CHICAGO (AP) — Jussie Smollett took the witness stand Monday at his trial where he is facing charges accusing him of staging a racist, anti-gay attack on himself and lying to Chicago police about it.
The former actor from the TV show “Empire” was testifying Monday as the trial entered its second week and neared a finish. Two brothers testified last week that Smollett, who is gay and Black, orchestrated the hoax to get publicity. They said he paid them to fake the January 2019 attack in downtown Chicago.
Smollett’s attorneys argued the attack was real and that the brothers made up the story about a hoax then asked Smollett for $1 million each to not testify against him at trial.
The charges carry a possible sentence of three years in prison, though legal experts say the 39-year-old Smollett is more likely to get probation and be ordered to perform community service.
Jussie Smollett has maintained he was attacked in downtown Chicago in January 2019 by supporters of then-President Donald Trump, a report that ignited political and ideological divisions around the country. But special prosecutor Dan Webb said the actor recruited two brothers to help him carry out the fake attack, then reported it to Chicago police, who classified it as a hate crime and spent 3,000 staff hours on the investigation.
“When he reported the fake hate crime that was a real crime,” said Webb, who was named as special prosecutor after Cook County State’s Attorney Kim Foxx’s office dropped the original charges filed against Smollett. A new indictment was returned in 2020.
Smollett’s career could take center stage. Prosecutors could make the same point that then-Police Superintendent Eddie Johnson made when he announced Smollett’s arrest in 2019: that Smollett thought the attack would win him more fame and a pay raise.
"Mr. Smollett is the one that orchestrated this crime," police say. "He has to be accountable for what he did."
Smollett maintains his innocence. pic.twitter.com/TuRvyKbBqp
— Washington Examiner (@dcexaminer) February 21, 2019
Earlier Monday, security guard Anthony Moore said that around the time of the alleged assault, he saw a person on the ground at the end of the block and two men running, one of whom was white. Moore said he told police what he saw, but when he was later questioned by the special prosecutor he felt pressured to change his story.

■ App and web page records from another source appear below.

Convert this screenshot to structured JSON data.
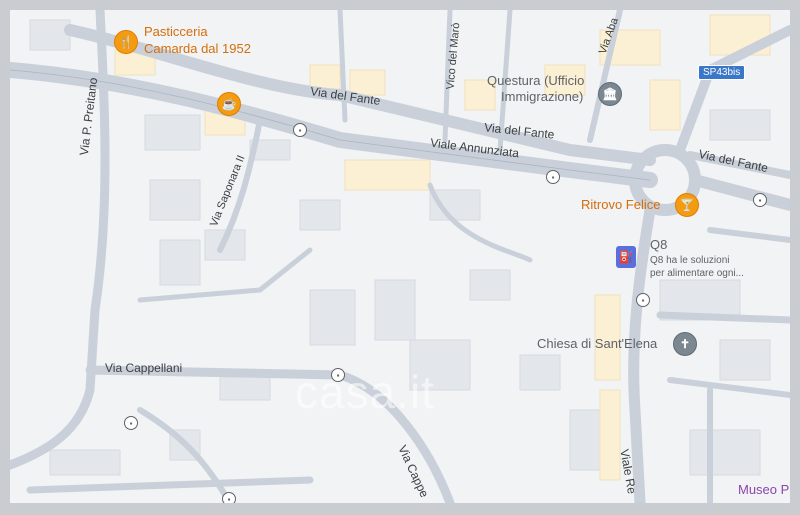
{
  "pois": {
    "pasticceria_line1": "Pasticceria",
    "pasticceria_line2": "Camarda dal 1952",
    "questura_line1": "Questura (Ufficio",
    "questura_line2": "Immigrazione)",
    "ritrovo": "Ritrovo Felice",
    "q8_name": "Q8",
    "q8_desc_line1": "Q8 ha le soluzioni",
    "q8_desc_line2": "per alimentare ogni...",
    "chiesa": "Chiesa di Sant'Elena",
    "museo": "Museo P"
  },
  "roads": {
    "via_del_fante_1": "Via del Fante",
    "via_del_fante_2": "Via del Fante",
    "via_del_fante_3": "Via del Fante",
    "viale_annunziata": "Viale Annunziata",
    "vico_del_maro": "Vico del Marò",
    "via_aba": "Via Aba",
    "via_saponara": "Via Saponara II",
    "via_preitano": "Via P. Preitano",
    "via_cappellani": "Via Cappellani",
    "via_cappe": "Via Cappe",
    "viale_re": "Viale Re"
  },
  "badge": "SP43bis",
  "watermark": "casa.it",
  "icons": {
    "restaurant": "restaurant-icon",
    "cafe": "cafe-icon",
    "government": "government-icon",
    "bar": "bar-icon",
    "fuel": "fuel-icon",
    "church": "church-icon",
    "bus": "bus-stop-icon"
  },
  "colors": {
    "road": "#c5ccd6",
    "poi_orange": "#d56e0c",
    "badge": "#3a77c8"
  }
}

Moore testified that he signed a statement that said the person was “possibly” a Black man, but that he felt “pressure and threatened to put something out there that I didn’t see.”
Under cross-examination, Moore said he only saw the man for one to two seconds. He also said he thought the men were fooling around, and that the two men were laughing as they ran by him.
Prosecutors say Smollett staged the attack because he was unhappy with the “Empire” studio’s response to hate mail he received. The letter including a drawing of a stick figure hanging by a noose, with a gun pointed at it, and the word “MAGA” — an apparent reference to then-President Donald Trump’s slogan, “Make America Great Again.” The Osundairo brothers testified that Smollett told them to yell “this is MAGA country” during the fake assault.
Brett Mahoney, who produced “Empire” in Chicago, testified that Smollett called him after the hate mail was sent to the set.
“We were obviously all very upset about the letter,” Mahoney said, adding that law enforcement was contacted and the letter turned over to authorities. He said Smollett agreed to added on-set security, but didn’t want anyone following him home because he felt it was too intrusive.
Smollett, 39, is charged with six counts of felony disorderly conduct for making what prosecutors say was a false police report about the alleged attack — one count for each time he gave a report — to three different officers. The class 4 felony carries a prison sentence of up to three years, but experts have said if Smollett is convicted he likely would be placed on probation and ordered to perform community service.